A halt, in railway parlance, is a small station, usually unstaffed or with very few staff, and with few or no facilities. In some cases, trains stop only on request, when passengers on the platform indicate that they wish to board, or passengers on the train inform the crew that they wish to alight. The station was opened by the London and North Eastern Railway in 1934. The line passed on to the Scottish Region of British Railways on nationalisation in 1948, to be then closed by the British Railways Board. The stationmaster’s house remains standing, in the site which has been landscaped as part of a garden. Balgreen tram stop is now adjacent to where the railway station stood.
Gorgie East Railway Station
This was named Gorgie Station until 1952, and was opened on 1 December 1884 and served the closed in 1962, when passenger rail services were withdrawn from the Edinburgh Suburban line. There is now no trace of the station but the route continues to be used for freight services to this day.
Craiglockhart Railway Station
It was opened by the Edinburgh Suburban and Southside Junction Railway (ESSJR) on 1 December 1884. The station closed in 1962, when passenger rail services were withdrawn from the Edinburgh Suburban line although the line itself was retained for rail freight use. Craiglockhart station was built for the North British Railway in 1887. Except for a short period, 1917-19, at the end of World War I, the station remained open to passengers until 1962.
I’d have liked to spend a little longer on the top of Mount Maw, the first hill of the Baddinsgill Round, taking in the crystal clear views of the stars, moon, distant red lit towers, sky glow from Edinburgh, far off sparkling lights on this remote feeling spot, but everyone shot off back down the squelchy hill to get back in time for a cosy feast at the Gordon Arms Hotel.
Sparkling night! We might have been OK at West Linton for the scheduled night run but this was a fine substitute. The crystal clear air showed off the lights of Edinburgh and Penicuik to the best, with wreaths of cloud here and there, the forerunners of the promised snow.
So I had my pie chips and onion rings at 6pm, (The Steading food was not available for after the run) so I was well fuelled as I prepared for the run. Moira turned up to give me a lift so pints after were on too. The Steading porch became the meeting point but with 27 or so we were causing a bit of a traffic jam.
The fast socials headed off for a clockwise climb of Caerketton and us slowcials ran up towards the ski slope.
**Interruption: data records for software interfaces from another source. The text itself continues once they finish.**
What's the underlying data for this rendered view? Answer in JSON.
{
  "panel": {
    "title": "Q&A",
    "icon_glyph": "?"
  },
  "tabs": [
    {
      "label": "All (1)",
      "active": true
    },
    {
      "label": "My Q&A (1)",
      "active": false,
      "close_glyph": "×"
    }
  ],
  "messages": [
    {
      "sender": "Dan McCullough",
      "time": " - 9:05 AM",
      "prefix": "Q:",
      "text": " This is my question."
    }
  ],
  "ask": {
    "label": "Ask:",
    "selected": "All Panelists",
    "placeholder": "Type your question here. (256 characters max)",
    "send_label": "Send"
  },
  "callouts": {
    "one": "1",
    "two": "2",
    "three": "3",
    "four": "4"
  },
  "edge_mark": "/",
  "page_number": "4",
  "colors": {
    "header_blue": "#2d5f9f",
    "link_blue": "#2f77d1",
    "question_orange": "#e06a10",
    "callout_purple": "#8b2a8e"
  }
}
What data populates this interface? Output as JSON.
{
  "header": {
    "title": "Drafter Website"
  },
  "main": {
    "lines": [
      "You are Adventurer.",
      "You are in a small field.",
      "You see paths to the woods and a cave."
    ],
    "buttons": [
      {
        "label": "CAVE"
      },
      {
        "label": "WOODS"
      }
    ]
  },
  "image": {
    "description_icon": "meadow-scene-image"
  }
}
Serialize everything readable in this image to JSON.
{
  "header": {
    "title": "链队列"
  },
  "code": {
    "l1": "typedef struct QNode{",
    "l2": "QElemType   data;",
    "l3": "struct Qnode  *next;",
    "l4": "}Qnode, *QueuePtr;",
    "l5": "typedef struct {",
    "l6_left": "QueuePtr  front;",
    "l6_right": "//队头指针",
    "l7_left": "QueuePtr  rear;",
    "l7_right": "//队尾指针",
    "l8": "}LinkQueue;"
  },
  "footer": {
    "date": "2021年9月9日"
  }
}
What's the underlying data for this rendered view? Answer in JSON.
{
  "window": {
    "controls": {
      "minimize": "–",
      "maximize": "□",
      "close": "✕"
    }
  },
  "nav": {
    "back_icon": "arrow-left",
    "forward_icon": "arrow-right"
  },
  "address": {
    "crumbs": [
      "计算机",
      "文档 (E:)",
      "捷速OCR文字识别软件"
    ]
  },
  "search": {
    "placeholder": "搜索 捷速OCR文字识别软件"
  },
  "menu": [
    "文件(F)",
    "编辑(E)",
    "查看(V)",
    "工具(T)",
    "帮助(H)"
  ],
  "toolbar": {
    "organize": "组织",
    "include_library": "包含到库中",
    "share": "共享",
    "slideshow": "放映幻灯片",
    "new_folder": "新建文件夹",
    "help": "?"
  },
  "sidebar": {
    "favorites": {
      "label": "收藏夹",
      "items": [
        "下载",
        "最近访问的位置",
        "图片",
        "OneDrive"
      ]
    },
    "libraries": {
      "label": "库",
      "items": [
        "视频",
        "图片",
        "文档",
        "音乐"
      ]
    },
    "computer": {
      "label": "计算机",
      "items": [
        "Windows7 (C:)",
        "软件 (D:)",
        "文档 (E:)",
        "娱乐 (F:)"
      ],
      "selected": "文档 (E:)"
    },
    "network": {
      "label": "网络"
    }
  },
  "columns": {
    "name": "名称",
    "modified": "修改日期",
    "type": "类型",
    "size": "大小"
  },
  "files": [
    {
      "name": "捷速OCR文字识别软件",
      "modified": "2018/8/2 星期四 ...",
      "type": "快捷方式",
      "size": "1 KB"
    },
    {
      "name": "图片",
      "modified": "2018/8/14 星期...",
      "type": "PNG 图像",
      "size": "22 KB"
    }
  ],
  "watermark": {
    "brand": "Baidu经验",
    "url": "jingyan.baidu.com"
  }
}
Passing below the slope I put on my Kahtoola micro spikes for the first time this season. After a regroup above the T-Wood, Nicola and Jonny went their own way and the other ten of us ascended Allermuir meeting the Socials just before the last climb. We had 27 Carnethies on Allermuir as we admired the view.
As the socials headed west the rest headed east following the ridge toward home, then we had our own Caerketton Downhill Race. We took roughly 5 times the record to do the descent, but what a night to be out.
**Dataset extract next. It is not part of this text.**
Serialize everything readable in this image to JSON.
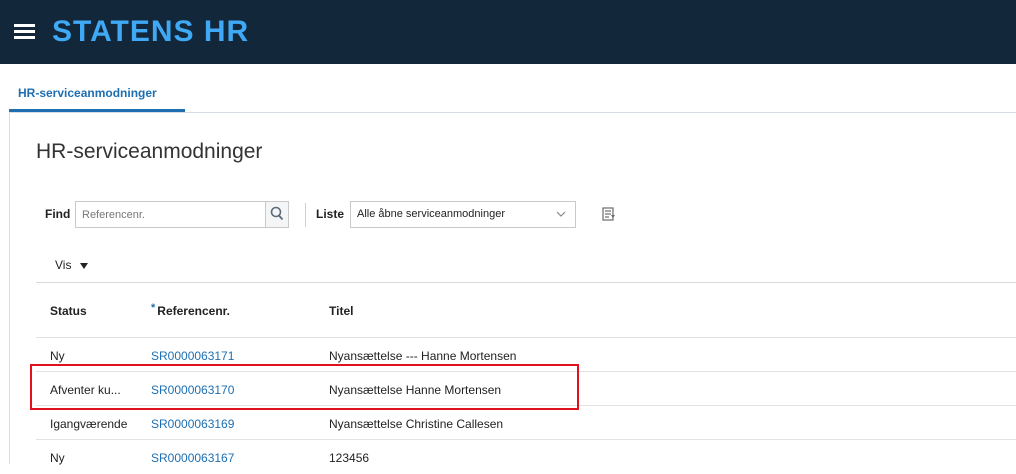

After a pint the Socials appeared, and a second pint was ordered, A perfect night.
Tonight me and my mum split from the pack and just had fun by the form of snowballs, snow angles bum sliding and getting stuck in a snowdrift. We went 3 miles in total only .7 miles behind the slow group. Our run was for fun not just for the sake of running. Hope to do another one if it snows again🤞!!